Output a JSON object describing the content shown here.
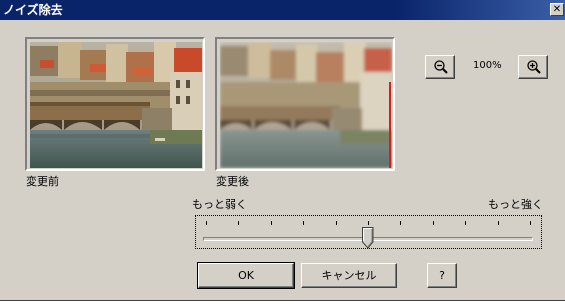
{
  "window": {
    "title": "ノイズ除去",
    "close_symbol": "✕"
  },
  "previews": {
    "before_label": "変更前",
    "after_label": "変更後"
  },
  "zoom": {
    "level": "100%",
    "out_icon": "zoom-out-magnifier-icon",
    "in_icon": "zoom-in-magnifier-icon"
  },
  "strength_slider": {
    "min_label": "もっと弱く",
    "max_label": "もっと強く",
    "tick_count": 11,
    "value_fraction": 0.5
  },
  "buttons": {
    "ok": "OK",
    "cancel": "キャンセル",
    "help": "?"
  },
  "colors": {
    "titlebar": "#0a246a",
    "dialog_face": "#d4d0c8"
  }
}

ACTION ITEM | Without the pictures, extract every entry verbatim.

TASK RESULT |
Output a JSON object describing the content shown here.
{
  "window": {
    "title": "ノイズ除去",
    "close_symbol": "✕"
  },
  "previews": {
    "before_label": "変更前",
    "after_label": "変更後"
  },
  "zoom": {
    "level": "100%",
    "out_icon": "zoom-out-magnifier-icon",
    "in_icon": "zoom-in-magnifier-icon"
  },
  "strength_slider": {
    "min_label": "もっと弱く",
    "max_label": "もっと強く",
    "tick_count": 11,
    "value_fraction": 0.5
  },
  "buttons": {
    "ok": "OK",
    "cancel": "キャンセル",
    "help": "?"
  },
  "colors": {
    "titlebar": "#0a246a",
    "dialog_face": "#d4d0c8"
  }
}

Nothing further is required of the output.